======== Extracted data

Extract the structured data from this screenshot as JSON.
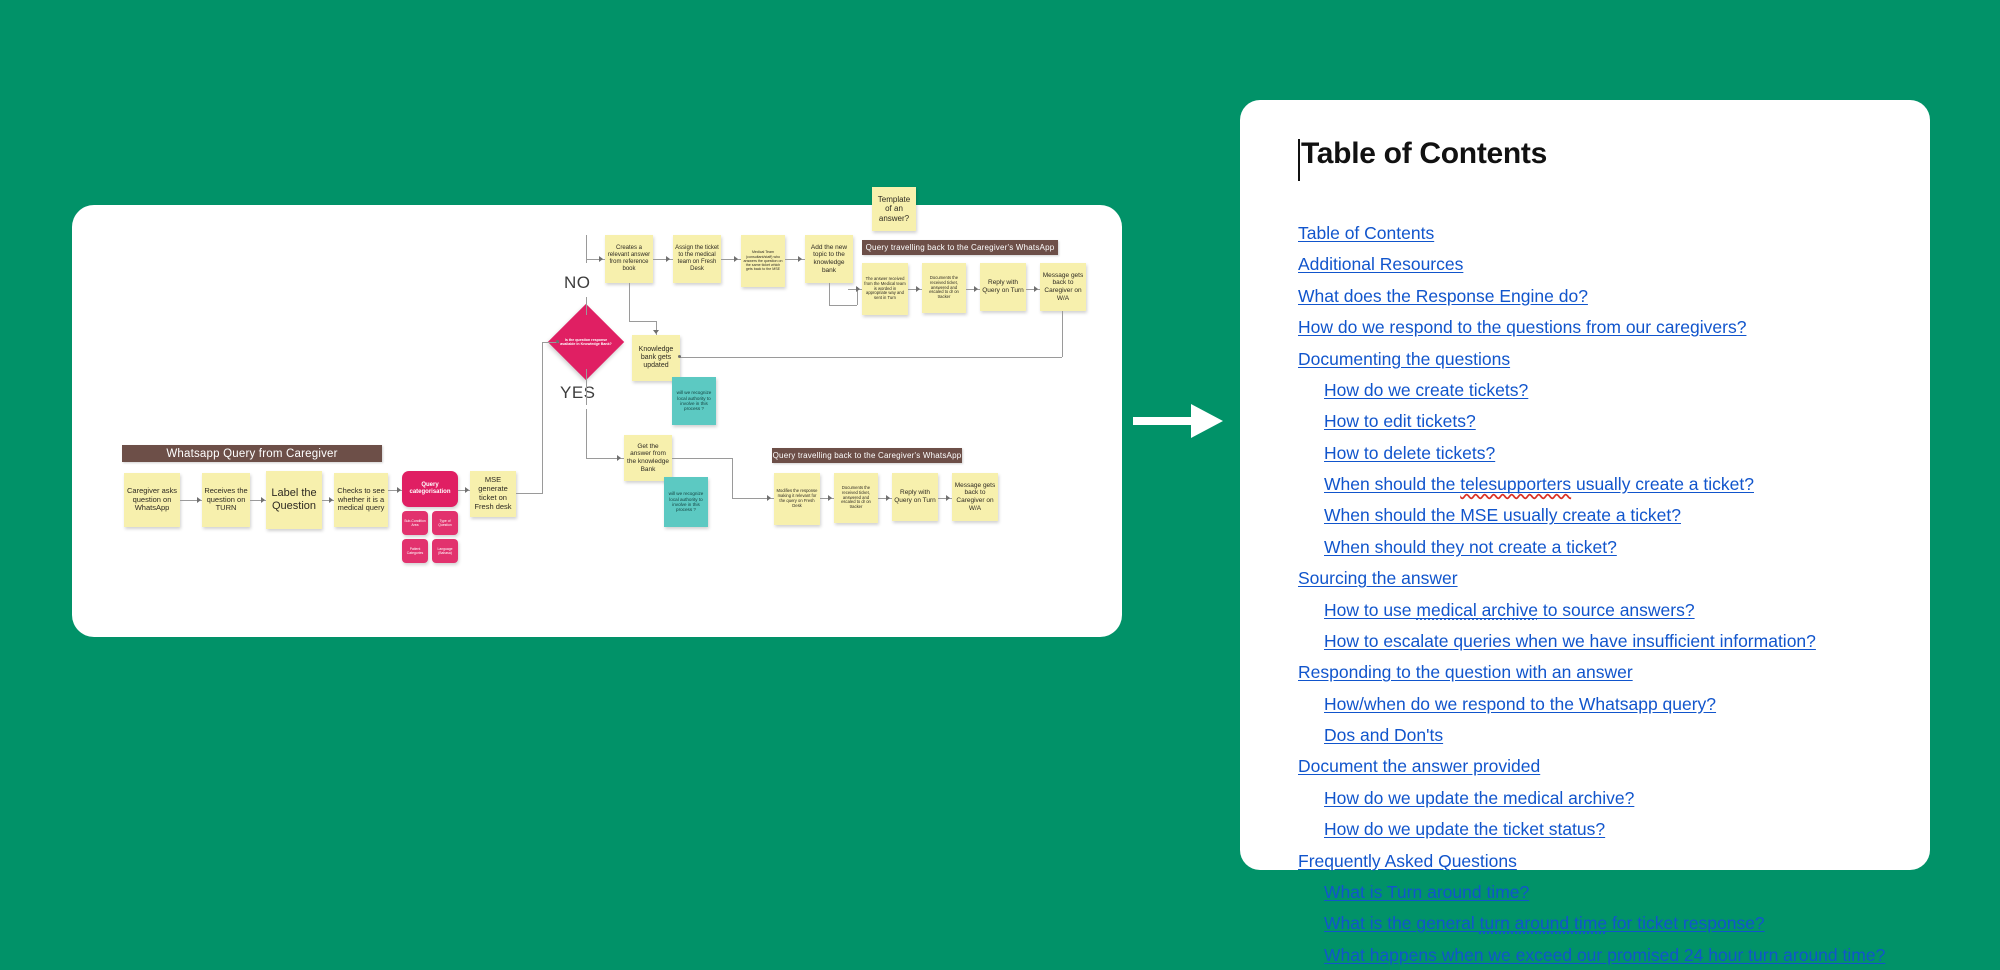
{
  "page": {
    "background_color": "#019268",
    "transition_icon": "right-arrow-icon"
  },
  "diagram": {
    "title_bars": [
      {
        "label": "Whatsapp Query from Caregiver"
      },
      {
        "label": "Query travelling back to the Caregiver's WhatsApp"
      },
      {
        "label": "Query travelling back to the Caregiver's WhatsApp"
      }
    ],
    "intake_nodes": [
      {
        "label": "Caregiver asks question on WhatsApp"
      },
      {
        "label": "Receives the question on TURN"
      },
      {
        "label": "Label the Question"
      },
      {
        "label": "Checks to see whether it is a medical query"
      }
    ],
    "categorisation": {
      "label": "Query categorisation",
      "sub_items": [
        {
          "label": "Sub-Condition Area"
        },
        {
          "label": "Type of Question"
        },
        {
          "label": "Patient Categories"
        },
        {
          "label": "Language (Bahasa)"
        }
      ]
    },
    "mse_node": {
      "label": "MSE generate ticket on Fresh desk"
    },
    "decision": {
      "label": "Is the question response available in Knowledge Bank?",
      "no_label": "NO",
      "yes_label": "YES"
    },
    "no_branch": [
      {
        "label": "Creates a relevant answer from reference book"
      },
      {
        "label": "Assign the ticket to the medical team on Fresh Desk"
      },
      {
        "label": "Medical Team (consultant/staff) who answers the question on the same ticket which gets back to the MSE"
      },
      {
        "label": "Add the new topic to the knowledge bank"
      }
    ],
    "template_note": {
      "label": "Template of an answer?"
    },
    "knowledge_bank_updated": {
      "label": "Knowledge bank gets updated"
    },
    "teal_note": {
      "label": "will we recognize local authority to involve in this process ?"
    },
    "top_return_flow": [
      {
        "label": "The answer received from the Medical team is worded in appropriate way and sent in Turn"
      },
      {
        "label": "Documents the received ticket, answered and escaled to dr on tracker"
      },
      {
        "label": "Reply with Query on Turn"
      },
      {
        "label": "Message gets back to Caregiver on W/A"
      }
    ],
    "yes_branch": [
      {
        "label": "Get the answer from the knowledge Bank"
      }
    ],
    "bottom_return_flow": [
      {
        "label": "Modifies the response making it relevant for the query on Fresh Desk"
      },
      {
        "label": "Documents the received ticket, answered and escaled to dr on tracker"
      },
      {
        "label": "Reply with Query on Turn"
      },
      {
        "label": "Message gets back to Caregiver on W/A"
      }
    ],
    "colors": {
      "note_yellow": "#f7f0ad",
      "note_teal": "#5cc9c2",
      "pink": "#e01f63",
      "bar_brown": "#6d4f48"
    }
  },
  "document": {
    "title": "Table of Contents",
    "link_color": "#1155cc",
    "toc": [
      {
        "label": "Table of Contents",
        "level": 1
      },
      {
        "label": "Additional Resources",
        "level": 1
      },
      {
        "label": "What does the Response Engine do?",
        "level": 1
      },
      {
        "label": "How do we respond to the questions from our caregivers?",
        "level": 1
      },
      {
        "label": "Documenting the questions",
        "level": 1
      },
      {
        "label": "How do we create tickets?",
        "level": 2
      },
      {
        "label": "How to edit tickets?",
        "level": 2
      },
      {
        "label": "How to delete tickets?",
        "level": 2
      },
      {
        "label": "When should the telesupporters usually create a ticket?",
        "level": 2,
        "spellcheck_word": "telesupporters"
      },
      {
        "label": "When should the MSE usually create a ticket?",
        "level": 2
      },
      {
        "label": "When should they not create a ticket?",
        "level": 2
      },
      {
        "label": "Sourcing the answer",
        "level": 1
      },
      {
        "label": "How to use medical archive to source answers?",
        "level": 2,
        "grammar_phrase": "medical archive"
      },
      {
        "label": "How to escalate queries when we have insufficient information?",
        "level": 2
      },
      {
        "label": "Responding to the question with an answer",
        "level": 1
      },
      {
        "label": "How/when do we respond to the Whatsapp query?",
        "level": 2
      },
      {
        "label": "Dos and Don'ts",
        "level": 2
      },
      {
        "label": "Document the answer provided",
        "level": 1
      },
      {
        "label": "How do we update the medical archive?",
        "level": 2
      },
      {
        "label": "How do we update the ticket status?",
        "level": 2
      },
      {
        "label": "Frequently Asked Questions",
        "level": 1
      },
      {
        "label": "What is Turn around time?",
        "level": 2
      },
      {
        "label": "What is the general turn around time for ticket response?",
        "level": 2,
        "grammar_phrase": "turn around time"
      },
      {
        "label": "What happens when we exceed our promised 24 hour turn around time?",
        "level": 2
      }
    ]
  }
}
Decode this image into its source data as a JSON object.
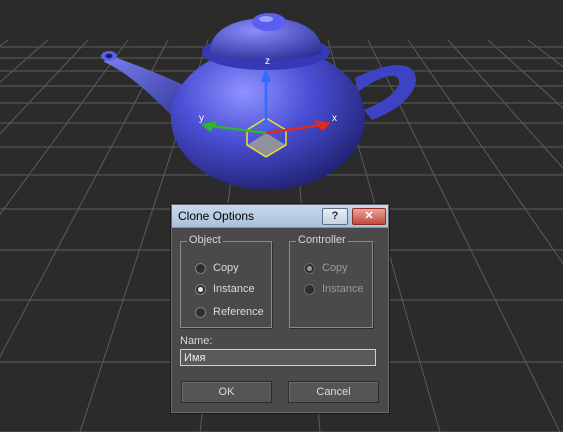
{
  "viewport": {
    "gizmo_labels": {
      "x": "x",
      "y": "y",
      "z": "z"
    },
    "colors": {
      "background": "#2b2b2b",
      "grid": "#5c5c5c",
      "teapot": "#4b4fd6"
    }
  },
  "dialog": {
    "title": "Clone Options",
    "help_glyph": "?",
    "close_glyph": "✕",
    "object_group": {
      "label": "Object",
      "options": [
        {
          "label": "Copy",
          "selected": false
        },
        {
          "label": "Instance",
          "selected": true
        },
        {
          "label": "Reference",
          "selected": false
        }
      ]
    },
    "controller_group": {
      "label": "Controller",
      "enabled": false,
      "options": [
        {
          "label": "Copy",
          "selected": true
        },
        {
          "label": "Instance",
          "selected": false
        }
      ]
    },
    "name_label": "Name:",
    "name_value": "Имя",
    "ok_label": "OK",
    "cancel_label": "Cancel"
  }
}
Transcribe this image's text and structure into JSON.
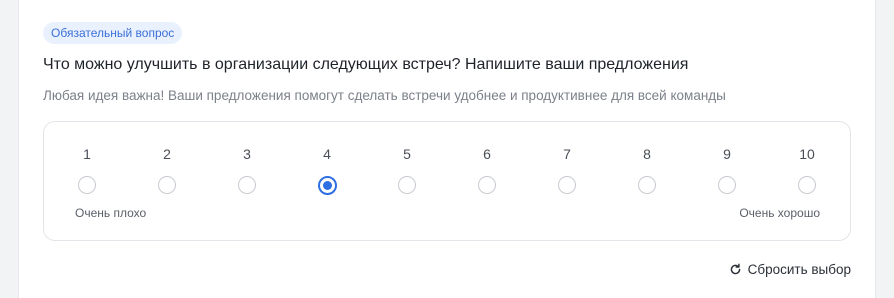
{
  "question": {
    "badge": "Обязательный вопрос",
    "title": "Что можно улучшить в организации следующих встреч? Напишите ваши предложения",
    "subtitle": "Любая идея важна! Ваши предложения помогут сделать встречи удобнее и продуктивнее для всей команды"
  },
  "scale": {
    "options": [
      "1",
      "2",
      "3",
      "4",
      "5",
      "6",
      "7",
      "8",
      "9",
      "10"
    ],
    "selected": "4",
    "min_label": "Очень плохо",
    "max_label": "Очень хорошо"
  },
  "reset": {
    "label": "Сбросить выбор",
    "icon": "refresh-icon"
  },
  "colors": {
    "accent": "#2f6fe4",
    "badge_bg": "#eaf1fe",
    "badge_text": "#3a6fd8"
  }
}
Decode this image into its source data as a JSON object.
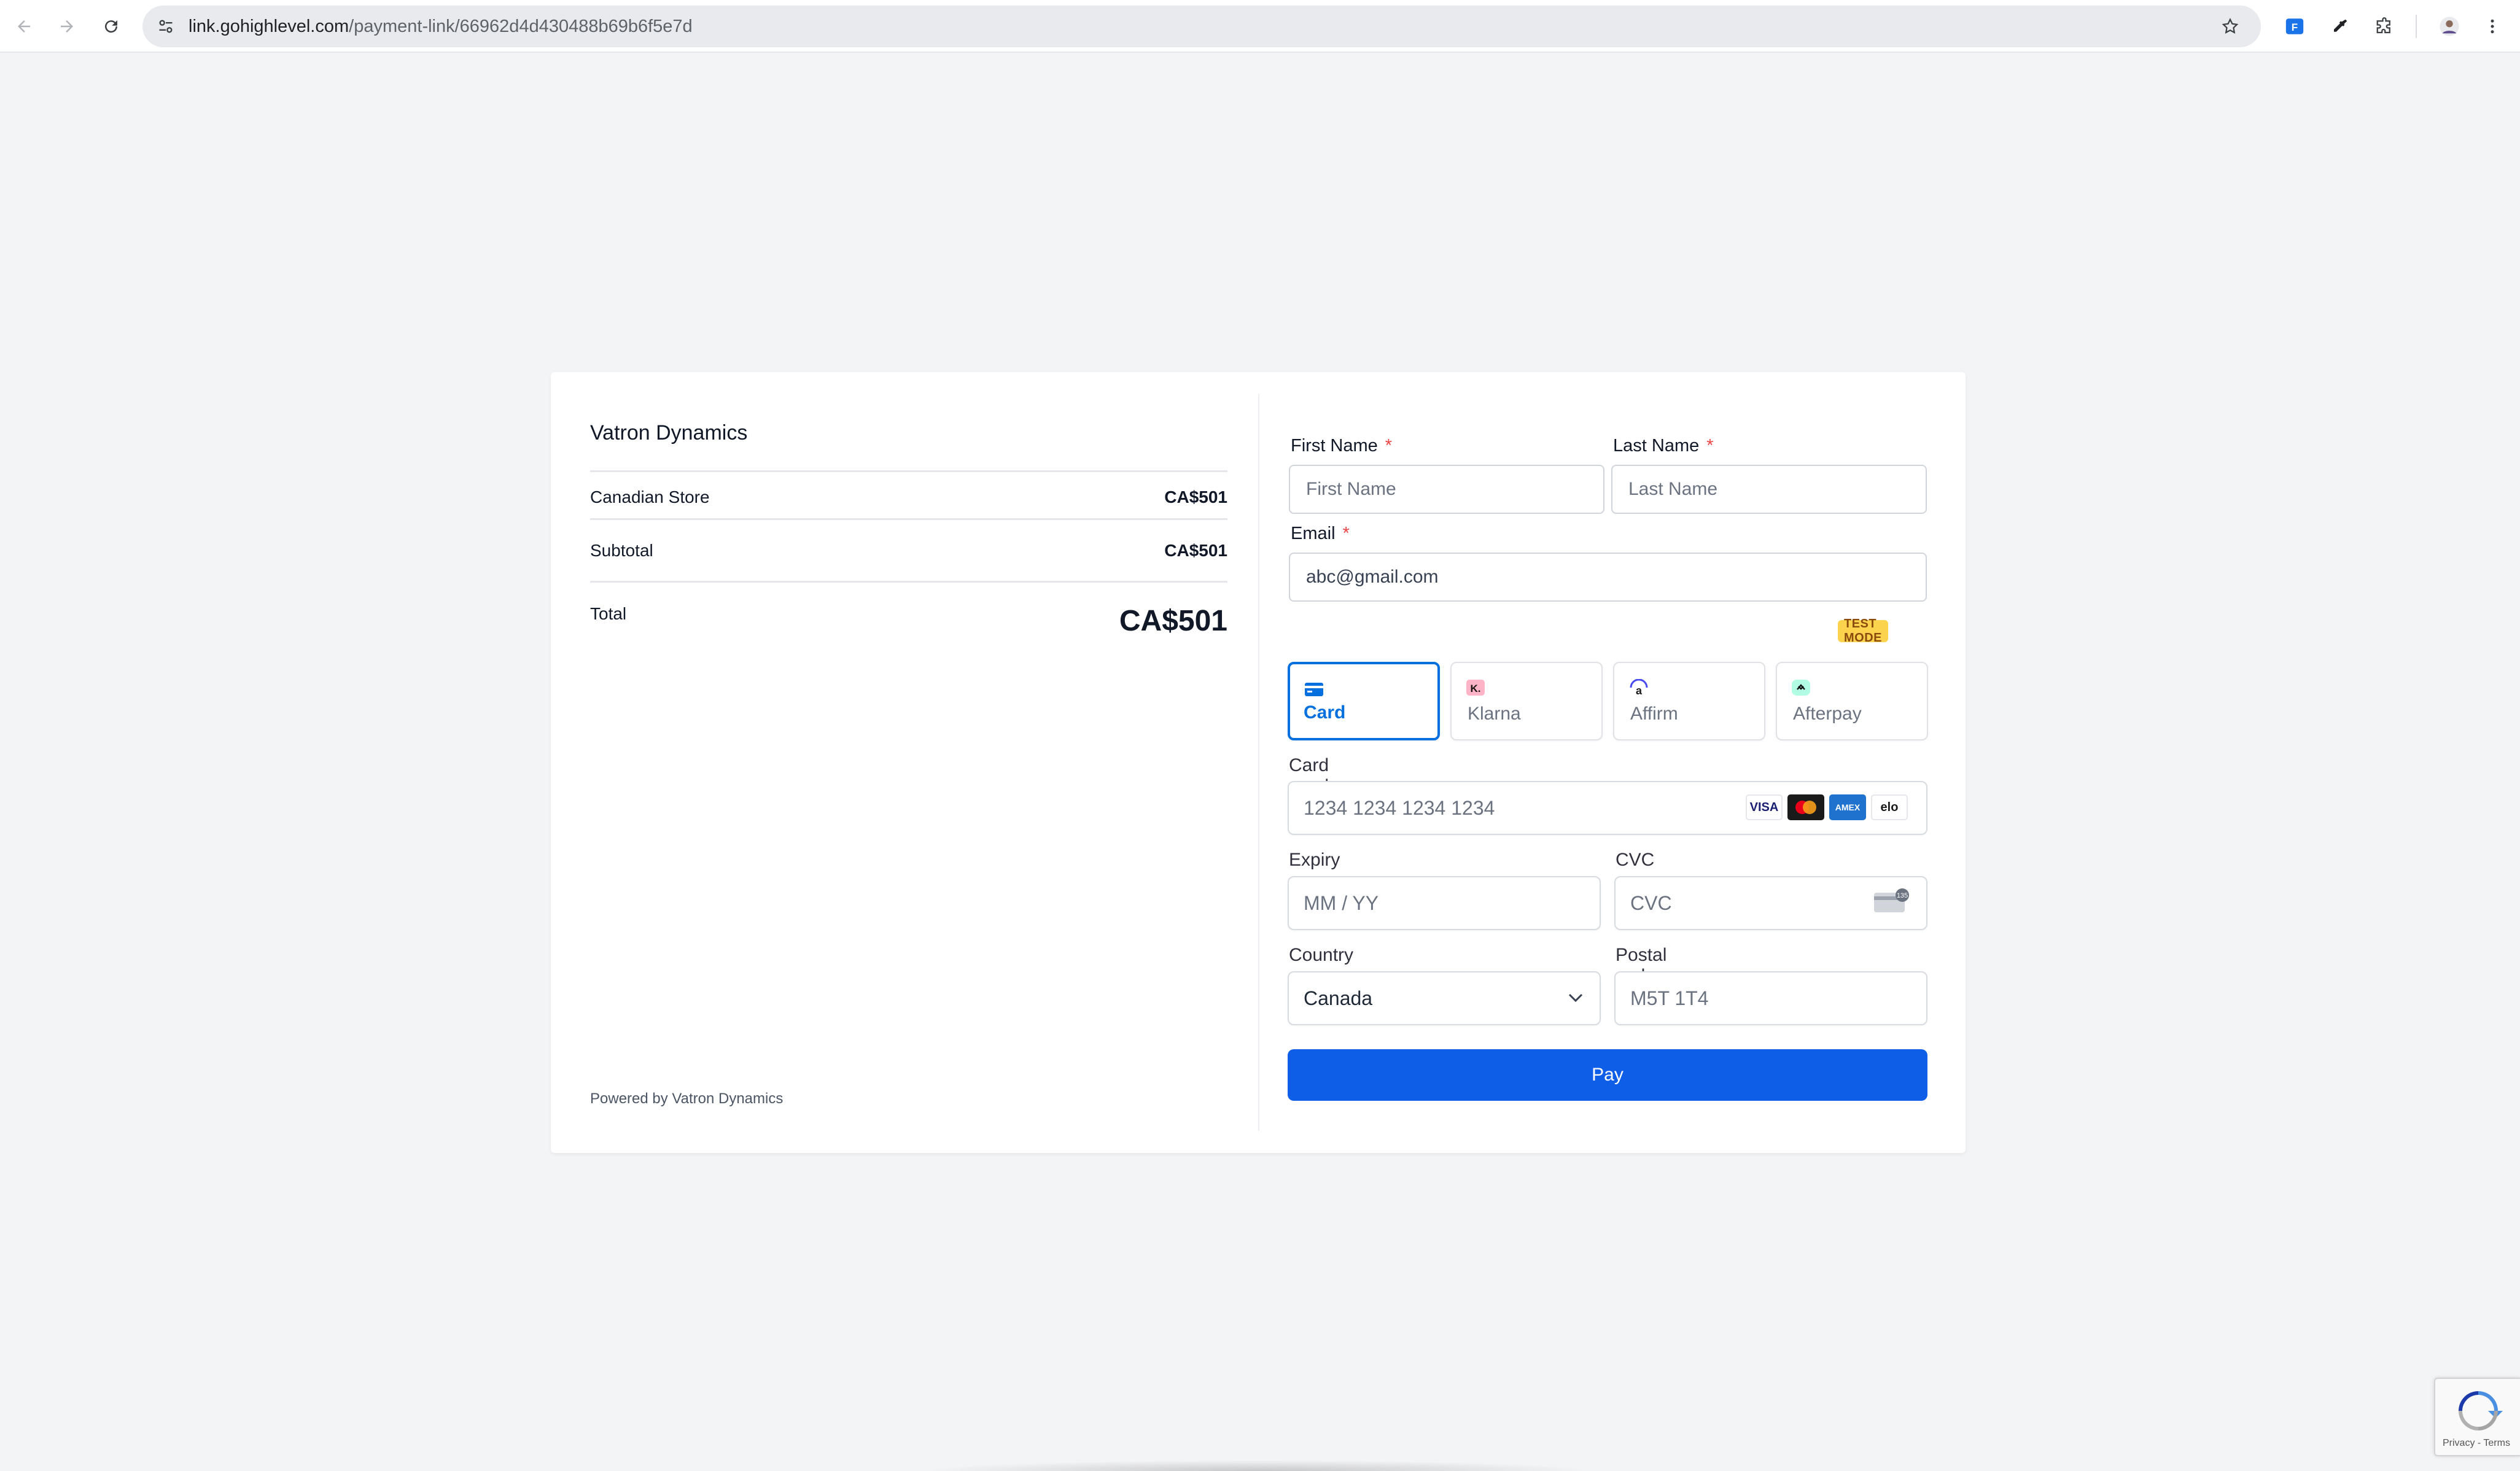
{
  "browser": {
    "url_host": "link.gohighlevel.com",
    "url_path": "/payment-link/66962d4d430488b69b6f5e7d"
  },
  "summary": {
    "vendor": "Vatron Dynamics",
    "items": [
      {
        "name": "Canadian Store",
        "amount": "CA$501"
      }
    ],
    "subtotal_label": "Subtotal",
    "subtotal_amount": "CA$501",
    "total_label": "Total",
    "total_amount": "CA$501",
    "powered_by": "Powered by Vatron Dynamics"
  },
  "form": {
    "first_name_label": "First Name",
    "first_name_placeholder": "First Name",
    "last_name_label": "Last Name",
    "last_name_placeholder": "Last Name",
    "required_mark": "*",
    "email_label": "Email",
    "email_value": "abc@gmail.com",
    "test_mode_badge": "TEST MODE",
    "payment_methods": [
      {
        "label": "Card",
        "icon": "card-icon",
        "selected": true
      },
      {
        "label": "Klarna",
        "icon": "klarna-icon",
        "selected": false
      },
      {
        "label": "Affirm",
        "icon": "affirm-icon",
        "selected": false
      },
      {
        "label": "Afterpay",
        "icon": "afterpay-icon",
        "selected": false
      }
    ],
    "card_number_label": "Card number",
    "card_number_placeholder": "1234 1234 1234 1234",
    "card_brands": [
      "VISA",
      "mastercard",
      "AMEX",
      "elo"
    ],
    "expiry_label": "Expiry",
    "expiry_placeholder": "MM / YY",
    "cvc_label": "CVC",
    "cvc_placeholder": "CVC",
    "country_label": "Country",
    "country_value": "Canada",
    "postal_label": "Postal code",
    "postal_placeholder": "M5T 1T4",
    "pay_label": "Pay"
  },
  "recaptcha": {
    "links": "Privacy - Terms"
  },
  "colors": {
    "page_bg": "#f3f4f6",
    "accent": "#0570de",
    "pay_button": "#0f5ee8",
    "required": "#ef4444",
    "badge_bg": "#fcd34d"
  }
}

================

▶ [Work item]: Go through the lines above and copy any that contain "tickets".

▶ [Reply to the task]:
        "label": "How do we create tickets?",
        "label": "How to edit tickets?",
        "label": "How to delete tickets?",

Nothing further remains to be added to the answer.